Monday, September 6, 2010

you live, you learn 3

- Spelling is optional.
- Things change.  (Like my 3-digit luggage lock combination, randomly one morning without being reset... while it was securing my bag.)
- Sometimes the hardest sign to find is the one for the road you're on.
- All peacocks are male.  The female is called a peahen.  The generic term is peafowl.
- Rainforest smells can range from rotting vegetation to refreshing.  You never know which one you'll experience next or how long it'll last.
- People here tend to say "double _" to spell things out.  Of the dozen or so people that have read my last name as K-W-T-A-N when spelling it out loud, only one has noticed that this actually forms a different name.
- The great barrier reef is actually made up of over 2900 individual reefs.
- Crocodile tastes like chicken with the occasional hint of fish.
- During the Australian election campaign, the Prime Minister candidate debate was moved because it conflicted with Master Chef, a reality TV show that's a cooking competition.
- In Sydney, you need to hail buses in order for them to pick you up from the stop.  You also need to pay every time you switch buses - they don't have the concept of transfers.
- Female butterflies mate only once in their lives.
- Some species of turtles breathe through their anus.
- Over 90% of people who get bitten by snakes in Australia were trying to capture or kill it.
- Swimming in water with crocs is considered normal for some Aussies.
- The Sydney Opera House tour was delivered live via poor quality headphones.
- Even though he lived for 25 years after construction was completed, the architect who designed the Sydney Opera House never saw the completed building.
- Wollemi pines were thought to be extinct for millions of years until a bushwalker found some near Sydney in 1994.  (Prior to that, people knew they existed only from fossils.)
- Kangaroos like wasabi peas.
- Some things are worth repeating.
- Happy hour is fabulous at any time of day :)

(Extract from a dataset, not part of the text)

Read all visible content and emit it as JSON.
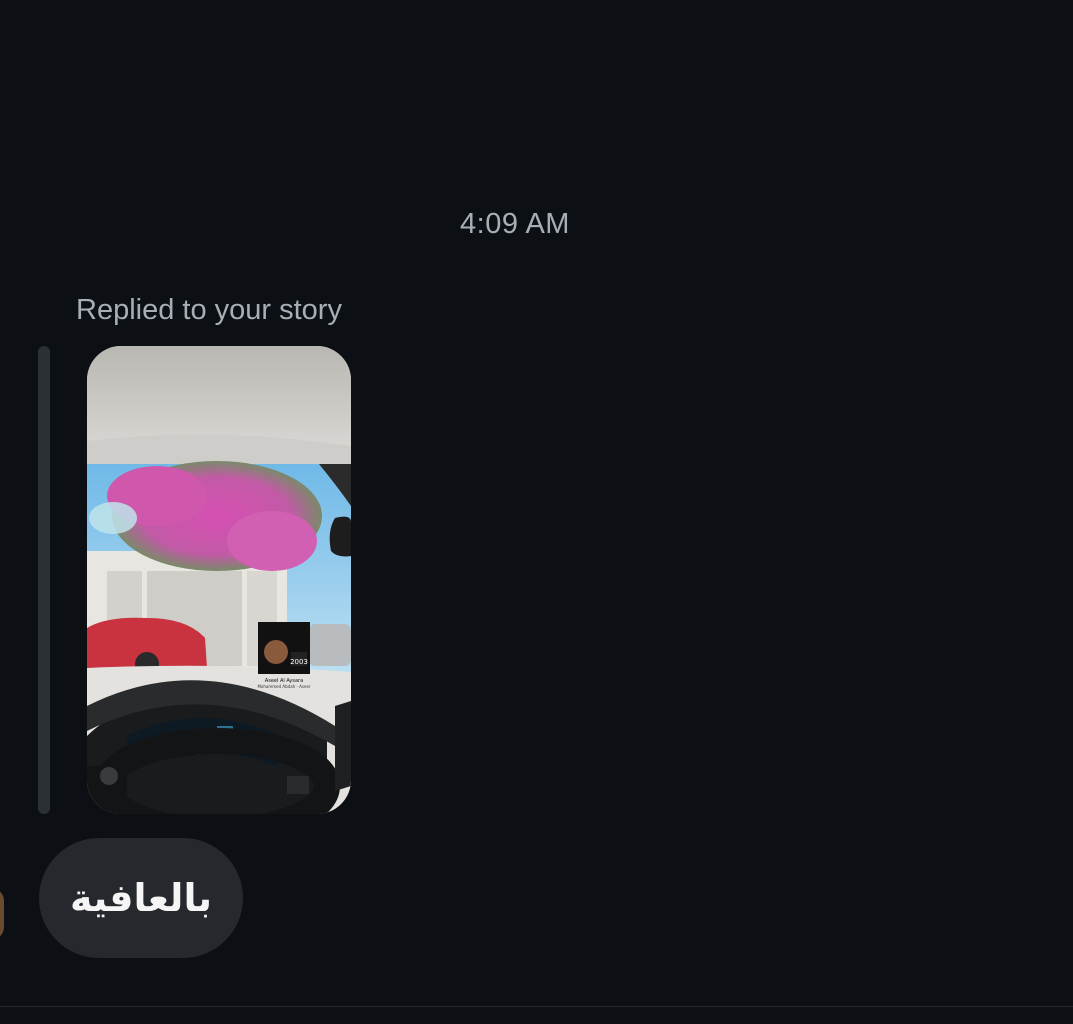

Saturday, September 4, 2010

and i quote 3

"You're turning me on." - Message shown on the display of a Virgin broadband modem when you turn it on.

"Are you planning to go to uni?" - James, who tried to pick me up at Gilligan's in Cairns, making an assumption about my stage of life and next big decision.

"They're not the smartest animals, but they sure do taste good!" - Russell, our second WWOOFing host, appreciating select qualities of a cow that decided to cross the highway in front of our car, forcing him to slam on both the brakes and horn to avoid hitting it.

"Even if you win the rat race, you're still a rat." - Message on the front cover of a blank greeting card depicting a rat emerging from the bush only to be unknowingly overshadowed by an onlooking black cat.

"May contain butter." - Package of monounsaturated spread.

"Ah... it's the cold I'm detecting." - Produce seller at Queen Victoria Market in Melbourne to me, after I told him I was a Canadian with a bit of a cold in response to his inquiry about my accent.

"Ingredients: Love, Purified Water..., Love." - Label on a bottle of cola-scented bubble bath I got, produced by a local company that puts the most important component of their products both first and last on all ingredient lists.

"Why are you there?  Is it because your bed is there?" - My 4-year-old niece Maaja during a phone call home, trying to understand my motivation for traveling.

"We are all visitors to this time, this place.  We are just passing through.  Our purpose here is to observe, to learn, to grow, to love... and then we return home." - Australian Aboriginal Proverb